Bullets stole the potential of a young man who was known by his colleagues at Spectrum News as a dedicated, talented reporter who approached his work with drive and determination. Dylan Lyons, 24, was slain by gunfire last week as he reported on the shooting death earlier that day of Nathacha Augustin in Pine Hills, Florida; photojournalist Jesse Walden was also wounded. Soon thereafter, 9-year-old T’yonna Major — who dreamed of following in the steps of gymnast Gabby Douglas — was killed, and her mother Brandi wounded, in a nearby house. According to Orange County Sheriff John Mina, the same gunman was implicated in all five shootings.
Those who knew these young people will never really get over it. But somehow, again and again, the greater community forgets their searing grief. Life goes on. Until, for the next victim, it doesn’t.
This time, can things end differently? Can we look at last week’s rampage and say: We can no longer tolerate this bloody toll — not just as individuals, but as a community?
This time, answer that question with yes. And here’s where the changes should start.
Heal the neighborhoods that bear the brunt of violence. The residents of of these neighborhoods don’t need anyone to tell them what is wrong with their communities. They know.
There are too few opportunities. Too many families can’t afford to move to safer subdivisions, and often work two and three jobs or face long commutes just to survive. Too many children grow up seeing casual drug use and weapons brandished like toys, even if their own parents show them the value of love and hard work. Residents have too few options to come together, establish bonds and plan for better futures. Too many areas lack access to resources — medical care, youth-oriented activities, even amenities like banks and grocery stores. They’ve seen too many years of not-so-benign neglect by leaders who only come around when elections are nigh.
They deserve better . ... How can they get it? Understand the roots of violence. We still don’t know much about the 19-year-old man who police say is responsible for last week’s shootings. If he is guilty, we have little sympathy for him.

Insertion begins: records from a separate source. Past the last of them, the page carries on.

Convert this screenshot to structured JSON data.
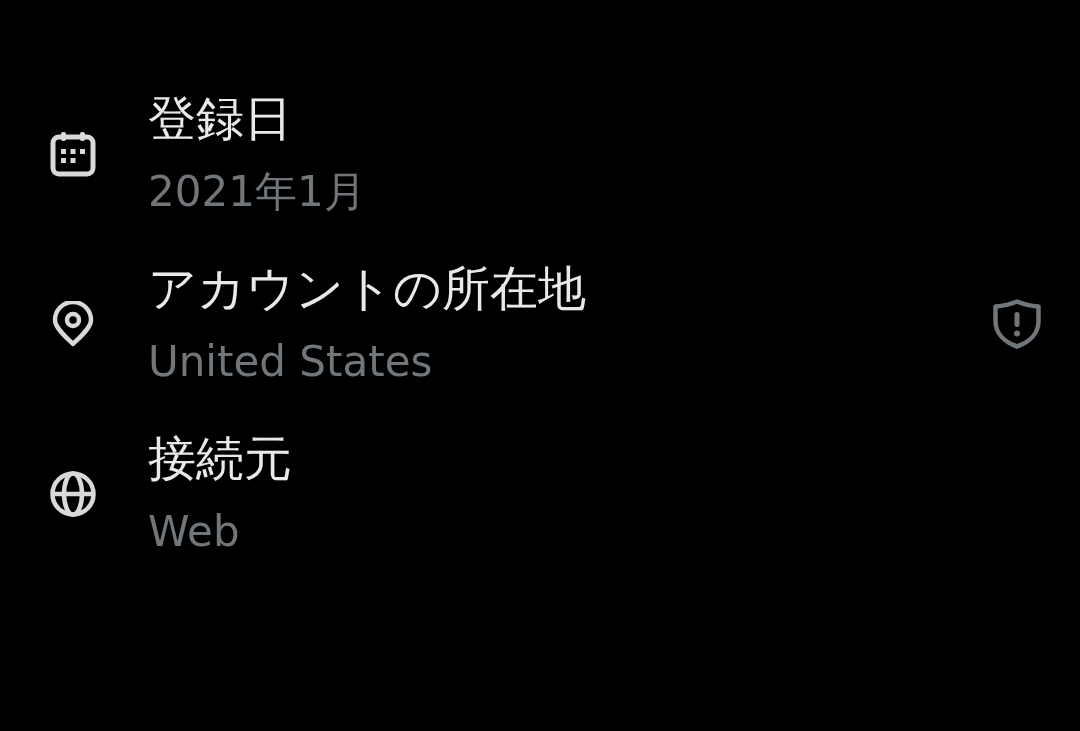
{
  "items": [
    {
      "kind": "calendar",
      "label": "登録日",
      "value": "2021年1月",
      "warning": false
    },
    {
      "kind": "location",
      "label": "アカウントの所在地",
      "value": "United States",
      "warning": true
    },
    {
      "kind": "globe",
      "label": "接続元",
      "value": "Web",
      "warning": false
    }
  ]
}
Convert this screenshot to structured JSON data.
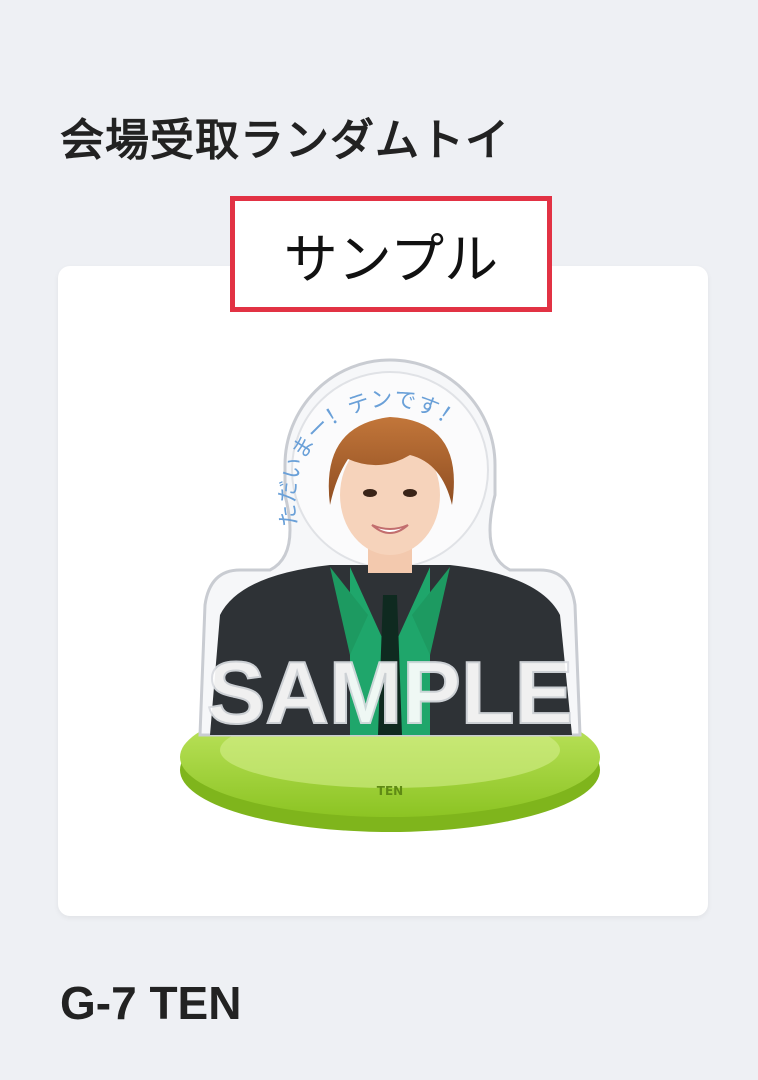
{
  "header": {
    "title": "会場受取ランダムトイ"
  },
  "sample_tag": {
    "label": "サンプル",
    "border_color": "#e23244"
  },
  "product": {
    "halo_text": "ただいまー！テンです！",
    "watermark": "SAMPLE",
    "base_label": "TEN",
    "base_color": "#9fd23a",
    "code_label": "G-7 TEN"
  }
}
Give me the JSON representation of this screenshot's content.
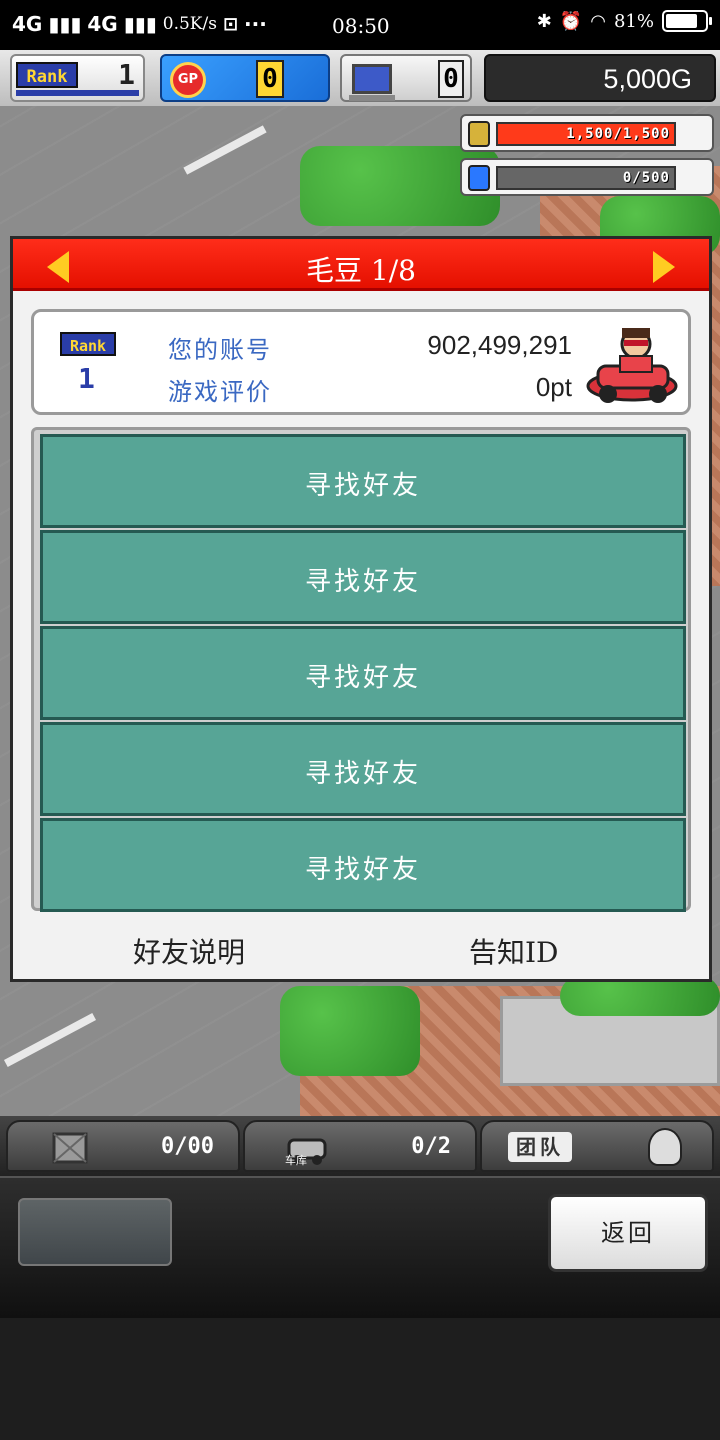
{
  "status_bar": {
    "signal1": "4G",
    "signal2": "4G",
    "net_speed": "0.5K/s",
    "time": "08:50",
    "battery": "81%",
    "battery_level": 0.81
  },
  "hud": {
    "rank_label": "Rank",
    "rank_value": "1",
    "gp_label": "GP",
    "gp_value": "0",
    "pc_value": "0",
    "money": "5,000G"
  },
  "resources": {
    "gold": {
      "text": "1,500/1,500",
      "level": 1.0,
      "color": "#ff3a1a"
    },
    "energy": {
      "text": "0/500",
      "level": 0.0,
      "color": "#2a78ff"
    }
  },
  "dialog": {
    "title": "毛豆 1/8",
    "rank_label": "Rank",
    "rank_value": "1",
    "account_label": "您的账号",
    "account_value": "902,499,291",
    "rating_label": "游戏评价",
    "rating_value": "0pt",
    "slots": [
      "寻找好友",
      "寻找好友",
      "寻找好友",
      "寻找好友",
      "寻找好友"
    ],
    "footer_left": "好友说明",
    "footer_right": "告知ID"
  },
  "bottom_tabs": {
    "tab1_count": "0/00",
    "tab2_label": "车库",
    "tab2_count": "0/2",
    "tab3_label": "团队"
  },
  "bottom_panel": {
    "back_label": "返回"
  }
}
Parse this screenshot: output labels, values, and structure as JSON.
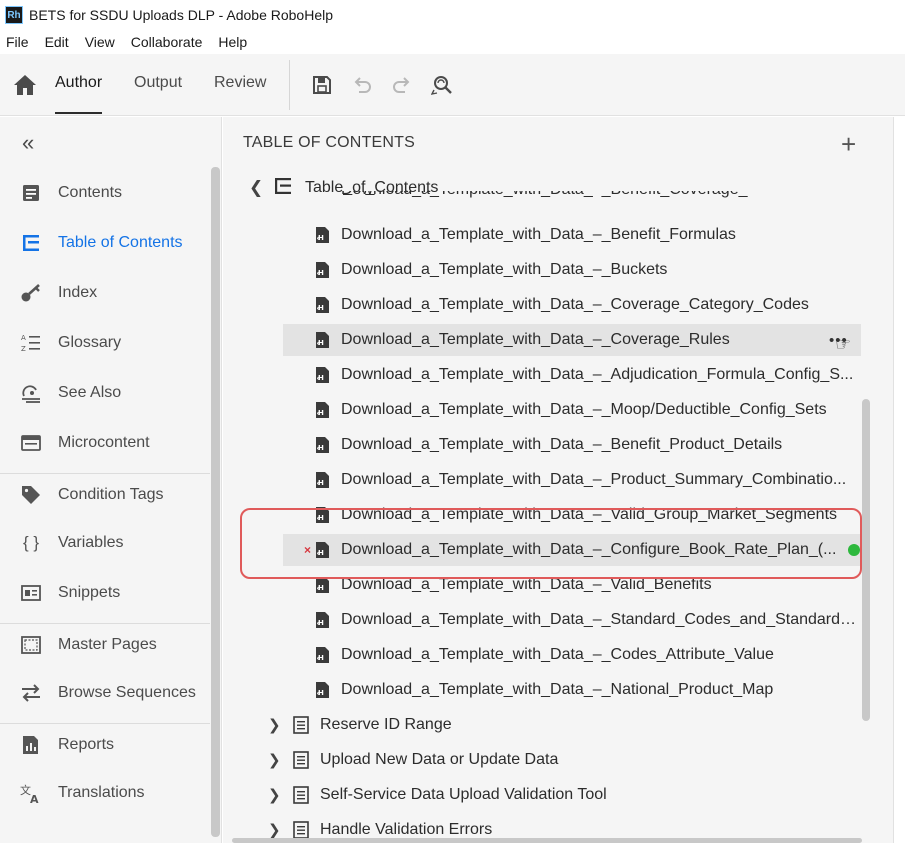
{
  "window": {
    "title": "BETS for SSDU Uploads DLP - Adobe RoboHelp",
    "logo": "Rh"
  },
  "menu": [
    "File",
    "Edit",
    "View",
    "Collaborate",
    "Help"
  ],
  "toolbar": {
    "tabs": {
      "author": "Author",
      "output": "Output",
      "review": "Review"
    },
    "active_tab": "Author",
    "icons": [
      "home-icon",
      "save-icon",
      "undo-icon",
      "redo-icon",
      "find-replace-icon"
    ]
  },
  "sidebar": {
    "items": [
      {
        "label": "Contents",
        "icon": "contents-icon"
      },
      {
        "label": "Table of Contents",
        "icon": "toc-icon",
        "active": true
      },
      {
        "label": "Index",
        "icon": "key-icon"
      },
      {
        "label": "Glossary",
        "icon": "glossary-icon"
      },
      {
        "label": "See Also",
        "icon": "see-also-icon"
      },
      {
        "label": "Microcontent",
        "icon": "microcontent-icon"
      },
      {
        "label": "Condition Tags",
        "icon": "tag-icon"
      },
      {
        "label": "Variables",
        "icon": "braces-icon"
      },
      {
        "label": "Snippets",
        "icon": "snippet-icon"
      },
      {
        "label": "Master Pages",
        "icon": "master-page-icon"
      },
      {
        "label": "Browse Sequences",
        "icon": "arrows-icon"
      },
      {
        "label": "Reports",
        "icon": "report-icon"
      },
      {
        "label": "Translations",
        "icon": "translate-icon"
      }
    ],
    "accent": "#1473e6"
  },
  "toc": {
    "heading": "TABLE OF CONTENTS",
    "root": "Table_of_Contents",
    "topics": [
      "Download_a_Template_with_Data_–_Benefit_Formulas",
      "Download_a_Template_with_Data_–_Buckets",
      "Download_a_Template_with_Data_–_Coverage_Category_Codes",
      "Download_a_Template_with_Data_–_Coverage_Rules",
      "Download_a_Template_with_Data_–_Adjudication_Formula_Config_S...",
      "Download_a_Template_with_Data_–_Moop/Deductible_Config_Sets",
      "Download_a_Template_with_Data_–_Benefit_Product_Details",
      "Download_a_Template_with_Data_–_Product_Summary_Combinatio...",
      "Download_a_Template_with_Data_–_Valid_Group_Market_Segments",
      "Download_a_Template_with_Data_–_Configure_Book_Rate_Plan_(...",
      "Download_a_Template_with_Data_–_Valid_Benefits",
      "Download_a_Template_with_Data_–_Standard_Codes_and_Standard_...",
      "Download_a_Template_with_Data_–_Codes_Attribute_Value",
      "Download_a_Template_with_Data_–_National_Product_Map"
    ],
    "partial_topic": "Download_a_Template_with_Data_–_Benefit_Coverage_",
    "hovered_index": 3,
    "selected_index": 9,
    "books": [
      "Reserve ID Range",
      "Upload New Data or Update Data",
      "Self-Service Data Upload Validation Tool",
      "Handle Validation Errors"
    ],
    "more_glyph": "•••",
    "status_error_glyph": "×",
    "status_ok_color": "#2db83d",
    "highlight_color": "#e05a5a"
  }
}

But dismissing young criminals as thugs and monsters, with no deeper examination of the realities that shaped them, only guarantees that innocent victims will continue to fall. Orange County Mayor Jerry Demings has already said that he intends to reconvene his violent crime task force. He should expand his scope to include a deeper look at why and how lives go so badly astray, and how to heal the hopelessness and anger that fuels so many to turn to addiction, violence and crime . ...